Records from a collection

== Segment start ==

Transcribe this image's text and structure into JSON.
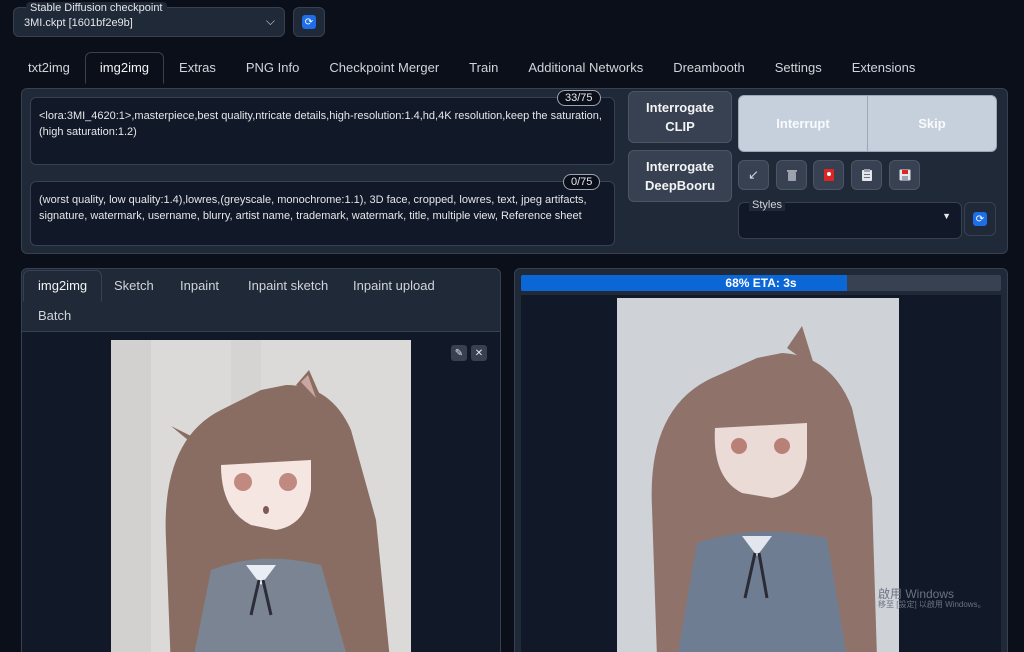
{
  "checkpoint": {
    "label": "Stable Diffusion checkpoint",
    "value": "3MI.ckpt [1601bf2e9b]"
  },
  "tabs": [
    "txt2img",
    "img2img",
    "Extras",
    "PNG Info",
    "Checkpoint Merger",
    "Train",
    "Additional Networks",
    "Dreambooth",
    "Settings",
    "Extensions"
  ],
  "active_tab": "img2img",
  "prompt": {
    "text": "<lora:3MI_4620:1>,masterpiece,best quality,ntricate details,high-resolution:1.4,hd,4K resolution,keep the saturation,(high saturation:1.2)",
    "counter": "33/75"
  },
  "negative_prompt": {
    "text": "(worst quality, low quality:1.4),lowres,(greyscale, monochrome:1.1), 3D face, cropped, lowres, text, jpeg artifacts, signature, watermark, username, blurry, artist name, trademark, watermark, title, multiple view, Reference sheet",
    "counter": "0/75"
  },
  "buttons": {
    "interrogate_clip": "Interrogate CLIP",
    "interrogate_deepbooru": "Interrogate DeepBooru",
    "interrupt": "Interrupt",
    "skip": "Skip"
  },
  "tool_icons": [
    "arrow-down-left-icon",
    "trash-icon",
    "red-card-icon",
    "clipboard-icon",
    "save-icon"
  ],
  "styles": {
    "label": "Styles",
    "value": ""
  },
  "subtabs": [
    "img2img",
    "Sketch",
    "Inpaint",
    "Inpaint sketch",
    "Inpaint upload",
    "Batch"
  ],
  "active_subtab": "img2img",
  "progress": {
    "text": "68% ETA: 3s",
    "fraction": 0.68
  },
  "watermark": {
    "line1": "啟用 Windows",
    "line2": "移至 [設定] 以啟用 Windows。"
  },
  "colors": {
    "accent": "#0b67d6",
    "panel": "#1f2937",
    "background": "#0b0f19"
  }
}
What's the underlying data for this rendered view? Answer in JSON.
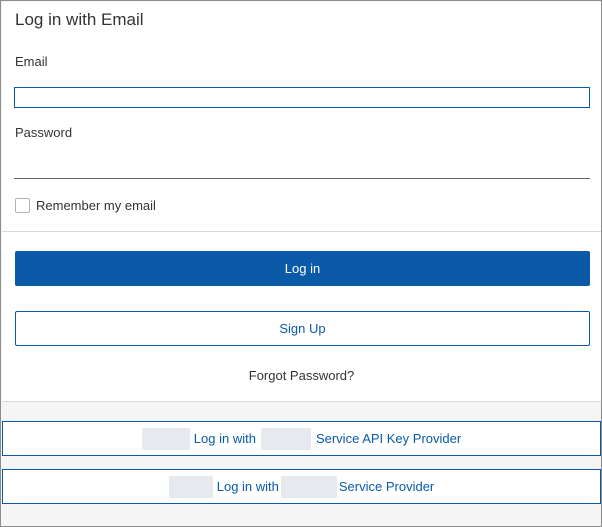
{
  "login": {
    "title": "Log in with Email",
    "email_label": "Email",
    "email_value": "",
    "password_label": "Password",
    "password_value": "",
    "remember_label": "Remember my email",
    "remember_checked": false,
    "login_button": "Log in",
    "signup_button": "Sign Up",
    "forgot_link": "Forgot Password?"
  },
  "sso": {
    "api_key_provider": {
      "prefix": "Log in with",
      "suffix": "Service API Key Provider"
    },
    "service_provider": {
      "prefix": "Log in with",
      "suffix": "Service Provider"
    }
  },
  "colors": {
    "accent": "#0a5aa8",
    "text": "#333333",
    "panel_bg": "#f5f5f5"
  }
}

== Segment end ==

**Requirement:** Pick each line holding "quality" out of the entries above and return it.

**Task solution:**
    "text": "<lora:3MI_4620:1>,masterpiece,best quality,ntricate details,high-resolution:1.4,hd,4K resolution,keep the saturation,(high saturation:1.2)",
    "text": "(worst quality, low quality:1.4),lowres,(greyscale, monochrome:1.1), 3D face, cropped, lowres, text, jpeg artifacts, signature, watermark, username, blurry, artist name, trademark, watermark, title, multiple view, Reference sheet",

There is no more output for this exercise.